A story appearing in this week's edition of the Chronicle touches on the voting habits of the students at Shepherd University. The details of the story show what is likely the standard among young voters and that is lack of interest in the process or outcome of elections. And this standard applies not only to college age voters but to many of differing age groups.
The focus on the "me" generation seems to have led to a lack of participation in the process or even a lack of knowledge of the process. Wanting things to change or to remain a certain way is a desire that never fades; however, knowing that voting for the people who can make those changes happen or not is out of the knowledge base.
Every eligible voter, from age 18 and beyond, needs to know what the process is; they need to register to vote and then take the time to educate themselves about the candidates and make an informed decision.
Voters may register for the primary election to be held May 8 up to 21 days prior to that election. There is simply no excuse for anyone who is of voting age to cry out against decisions made by public officials if the voter makes no effort to learn about and vote for a candidate.
Many issues, from national to local, are of great importance in the 2012 election. Politicians have been and will continue to campaign for the vote. Let us not be discouraged by half-truths or negative campaigning. Instead, take the time to learn about the issues and dig deeper than the TV advertisements on who can or will make the changes you see as important. Every vote counts and if you don't vote, then you have no right to complain about the decisions made. Only an educated voter can truly praise or denounce decisions made by elected officials.

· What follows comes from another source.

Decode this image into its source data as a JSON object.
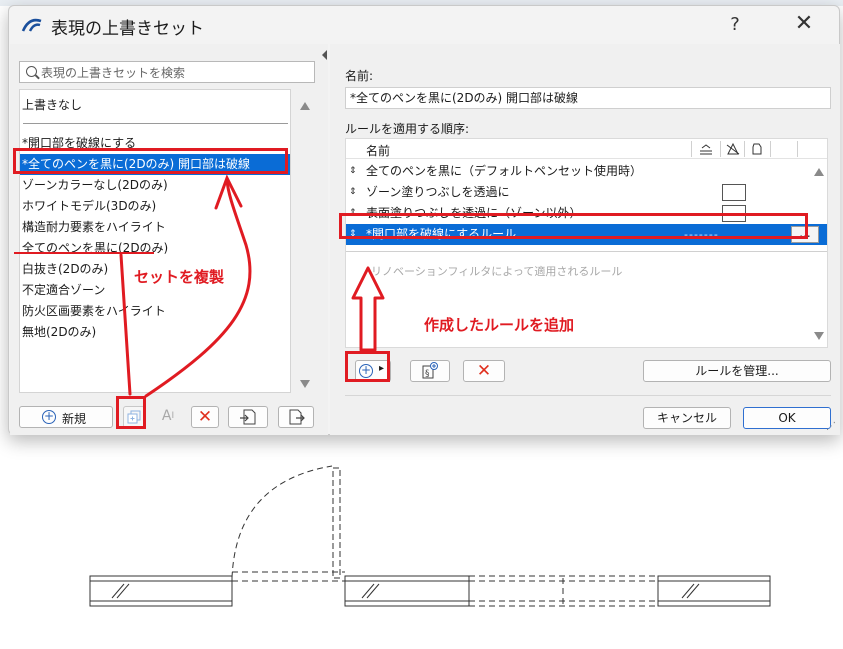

We encourage all of those of voting age to make sure you are registered, learn about the issues and make an informed decision on May 8.